Take the military for instance, upon which Michael Moran (who is Emeritus Professor of Government at the University of Manchester and Professor of Government in the Alliance Business School, University of Manchester) writes: ”In perhaps no European country bar Russia is militarism so powerfully ingrained as in Britain. Britain is the only member of the European Union which allows the military to enter schools for the purpose of recruiting schoolchildren. Military spending, and the economy’s military production, is uniquely high for a state the size of the United Kingdom […]. There has only been one year (1968) since the Second World War when a British Service person has not been killed on active service. Some of the greatest military engagements, such as the defiance of Hitler in 1940, have fed into the belief in providence: that the British are a chosen people with global military responsibilities.”

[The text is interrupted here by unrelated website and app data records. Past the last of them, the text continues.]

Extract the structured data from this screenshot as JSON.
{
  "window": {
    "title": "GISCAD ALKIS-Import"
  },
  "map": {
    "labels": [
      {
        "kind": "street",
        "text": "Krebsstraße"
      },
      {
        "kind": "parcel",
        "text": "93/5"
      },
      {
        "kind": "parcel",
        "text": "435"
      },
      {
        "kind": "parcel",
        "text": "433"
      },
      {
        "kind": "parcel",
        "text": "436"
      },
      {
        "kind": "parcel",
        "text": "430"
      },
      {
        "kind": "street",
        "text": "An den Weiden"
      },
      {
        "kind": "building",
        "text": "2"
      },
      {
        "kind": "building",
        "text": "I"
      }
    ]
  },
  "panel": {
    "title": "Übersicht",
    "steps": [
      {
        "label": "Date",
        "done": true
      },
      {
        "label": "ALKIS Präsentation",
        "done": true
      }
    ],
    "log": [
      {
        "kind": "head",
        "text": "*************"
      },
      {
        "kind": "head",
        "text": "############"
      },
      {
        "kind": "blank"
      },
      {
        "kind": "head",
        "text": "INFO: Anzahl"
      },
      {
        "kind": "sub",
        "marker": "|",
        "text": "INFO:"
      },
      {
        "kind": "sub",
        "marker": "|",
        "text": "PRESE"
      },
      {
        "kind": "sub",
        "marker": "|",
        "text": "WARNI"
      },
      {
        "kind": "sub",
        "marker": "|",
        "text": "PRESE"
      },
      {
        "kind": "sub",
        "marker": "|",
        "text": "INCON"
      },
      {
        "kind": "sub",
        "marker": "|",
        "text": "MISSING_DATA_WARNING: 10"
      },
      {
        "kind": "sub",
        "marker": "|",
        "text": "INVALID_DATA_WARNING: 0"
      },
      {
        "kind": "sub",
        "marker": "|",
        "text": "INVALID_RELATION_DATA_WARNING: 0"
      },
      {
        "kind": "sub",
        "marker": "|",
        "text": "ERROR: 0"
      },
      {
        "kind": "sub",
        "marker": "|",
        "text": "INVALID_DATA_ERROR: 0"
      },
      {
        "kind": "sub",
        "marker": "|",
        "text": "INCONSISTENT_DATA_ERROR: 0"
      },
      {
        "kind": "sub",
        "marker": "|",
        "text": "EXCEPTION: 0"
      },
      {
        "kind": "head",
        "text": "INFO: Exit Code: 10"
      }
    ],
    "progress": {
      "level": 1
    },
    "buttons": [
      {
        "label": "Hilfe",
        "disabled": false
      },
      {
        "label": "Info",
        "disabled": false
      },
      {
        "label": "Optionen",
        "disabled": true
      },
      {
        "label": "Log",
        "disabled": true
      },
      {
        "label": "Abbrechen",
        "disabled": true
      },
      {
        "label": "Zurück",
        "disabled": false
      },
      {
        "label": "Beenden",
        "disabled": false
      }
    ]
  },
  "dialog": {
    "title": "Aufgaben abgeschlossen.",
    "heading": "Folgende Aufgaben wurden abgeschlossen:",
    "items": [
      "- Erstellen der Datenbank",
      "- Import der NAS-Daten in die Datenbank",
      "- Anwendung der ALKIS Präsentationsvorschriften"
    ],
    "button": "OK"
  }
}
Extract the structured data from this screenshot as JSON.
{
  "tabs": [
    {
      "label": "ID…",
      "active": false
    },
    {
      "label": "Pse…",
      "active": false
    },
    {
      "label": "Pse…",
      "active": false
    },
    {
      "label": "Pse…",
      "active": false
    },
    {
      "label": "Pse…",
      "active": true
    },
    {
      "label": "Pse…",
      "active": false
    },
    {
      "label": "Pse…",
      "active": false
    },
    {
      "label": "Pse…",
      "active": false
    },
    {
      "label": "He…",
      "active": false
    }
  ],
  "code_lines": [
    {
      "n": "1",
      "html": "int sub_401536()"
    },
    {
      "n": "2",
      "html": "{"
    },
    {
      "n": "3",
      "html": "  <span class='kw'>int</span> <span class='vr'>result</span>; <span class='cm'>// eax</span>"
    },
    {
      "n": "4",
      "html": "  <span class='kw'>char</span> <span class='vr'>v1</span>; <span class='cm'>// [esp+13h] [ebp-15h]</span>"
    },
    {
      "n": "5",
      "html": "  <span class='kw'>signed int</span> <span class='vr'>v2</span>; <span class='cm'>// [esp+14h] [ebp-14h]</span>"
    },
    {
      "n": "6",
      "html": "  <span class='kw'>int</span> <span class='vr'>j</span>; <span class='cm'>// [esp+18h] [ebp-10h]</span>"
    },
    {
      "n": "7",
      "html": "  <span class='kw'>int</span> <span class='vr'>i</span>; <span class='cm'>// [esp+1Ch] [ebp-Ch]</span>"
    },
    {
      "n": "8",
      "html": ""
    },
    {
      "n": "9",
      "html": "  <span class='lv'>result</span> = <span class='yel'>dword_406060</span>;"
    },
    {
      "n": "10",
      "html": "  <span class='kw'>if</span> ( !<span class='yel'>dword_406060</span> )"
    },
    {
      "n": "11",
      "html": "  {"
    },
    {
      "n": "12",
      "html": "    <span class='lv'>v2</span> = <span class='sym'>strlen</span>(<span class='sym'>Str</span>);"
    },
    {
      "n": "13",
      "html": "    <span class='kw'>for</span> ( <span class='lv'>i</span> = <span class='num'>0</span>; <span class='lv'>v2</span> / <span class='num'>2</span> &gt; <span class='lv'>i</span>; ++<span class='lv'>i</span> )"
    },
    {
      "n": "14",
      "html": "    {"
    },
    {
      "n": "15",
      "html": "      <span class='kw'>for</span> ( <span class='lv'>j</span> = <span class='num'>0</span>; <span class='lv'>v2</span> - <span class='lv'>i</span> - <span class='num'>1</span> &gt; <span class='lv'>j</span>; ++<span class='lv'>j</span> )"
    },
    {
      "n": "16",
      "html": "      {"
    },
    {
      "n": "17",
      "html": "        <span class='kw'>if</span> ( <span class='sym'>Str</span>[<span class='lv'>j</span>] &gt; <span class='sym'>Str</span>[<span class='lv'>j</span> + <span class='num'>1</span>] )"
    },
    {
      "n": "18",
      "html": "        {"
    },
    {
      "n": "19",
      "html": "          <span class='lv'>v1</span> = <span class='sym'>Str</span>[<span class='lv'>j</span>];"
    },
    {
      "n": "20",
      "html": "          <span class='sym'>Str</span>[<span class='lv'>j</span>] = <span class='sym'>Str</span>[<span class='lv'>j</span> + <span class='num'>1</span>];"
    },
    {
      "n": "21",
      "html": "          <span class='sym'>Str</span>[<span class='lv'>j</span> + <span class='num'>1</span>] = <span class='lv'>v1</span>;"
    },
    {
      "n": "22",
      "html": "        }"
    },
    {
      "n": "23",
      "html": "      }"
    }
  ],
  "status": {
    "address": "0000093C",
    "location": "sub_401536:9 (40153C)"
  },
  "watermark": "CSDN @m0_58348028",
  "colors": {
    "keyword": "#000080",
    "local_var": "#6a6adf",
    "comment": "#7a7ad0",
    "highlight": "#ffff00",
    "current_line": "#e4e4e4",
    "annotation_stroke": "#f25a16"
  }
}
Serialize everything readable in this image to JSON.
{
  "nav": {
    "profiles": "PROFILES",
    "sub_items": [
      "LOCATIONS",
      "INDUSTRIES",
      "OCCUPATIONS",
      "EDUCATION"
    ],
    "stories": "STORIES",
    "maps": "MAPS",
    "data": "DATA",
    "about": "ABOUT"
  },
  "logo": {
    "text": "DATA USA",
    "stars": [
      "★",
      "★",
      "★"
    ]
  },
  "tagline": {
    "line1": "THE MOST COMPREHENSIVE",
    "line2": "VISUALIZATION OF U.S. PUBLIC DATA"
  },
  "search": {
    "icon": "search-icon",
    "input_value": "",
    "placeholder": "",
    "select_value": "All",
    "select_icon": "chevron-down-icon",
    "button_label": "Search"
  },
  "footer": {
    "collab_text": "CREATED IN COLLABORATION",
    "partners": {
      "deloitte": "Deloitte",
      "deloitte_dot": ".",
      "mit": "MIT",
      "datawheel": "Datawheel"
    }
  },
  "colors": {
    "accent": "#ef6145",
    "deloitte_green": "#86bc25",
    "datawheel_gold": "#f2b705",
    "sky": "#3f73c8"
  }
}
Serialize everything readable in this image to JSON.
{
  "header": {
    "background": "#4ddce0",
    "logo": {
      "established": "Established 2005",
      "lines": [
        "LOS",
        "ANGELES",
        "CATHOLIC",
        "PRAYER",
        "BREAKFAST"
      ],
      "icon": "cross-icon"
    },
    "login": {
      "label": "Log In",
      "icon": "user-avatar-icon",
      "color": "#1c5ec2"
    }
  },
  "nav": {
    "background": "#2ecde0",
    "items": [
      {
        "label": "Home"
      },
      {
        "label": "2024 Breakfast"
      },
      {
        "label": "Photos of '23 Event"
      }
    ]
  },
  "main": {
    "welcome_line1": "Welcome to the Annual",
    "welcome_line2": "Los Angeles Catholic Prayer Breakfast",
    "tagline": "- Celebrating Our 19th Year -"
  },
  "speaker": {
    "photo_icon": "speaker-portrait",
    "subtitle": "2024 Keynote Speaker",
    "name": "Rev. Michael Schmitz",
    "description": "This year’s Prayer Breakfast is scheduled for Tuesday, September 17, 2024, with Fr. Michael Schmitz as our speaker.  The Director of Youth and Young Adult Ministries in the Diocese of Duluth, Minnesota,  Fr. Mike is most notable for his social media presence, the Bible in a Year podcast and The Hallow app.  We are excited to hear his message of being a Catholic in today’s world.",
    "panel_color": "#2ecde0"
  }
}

That just one recent aspect of said ‘responsibility’ manifested in the terrible Iraq War – upon which Moran also writes: ”In Chilcot we see this pragmatic face of the special relationship: no sooner was the invasion over than the two parties began, like gangsters dividing the loot, to argue over the division of the spoils, notably Iraq oil and the lucrative market in defence services” – is, like Brexit and the ever widening cleavage between the country’s haves and have nots, just one example (of many), of where the country is going so horribly, horribly wrong.

But at the end of the day, who really (really) cares?
The government? Nigel Farage? Theresa May?

This blunt and altogether forthright publication is one book the Prime Minister won’t be wanting to read; which is why everyone else in their right mind at least, absolutely should.

David Marx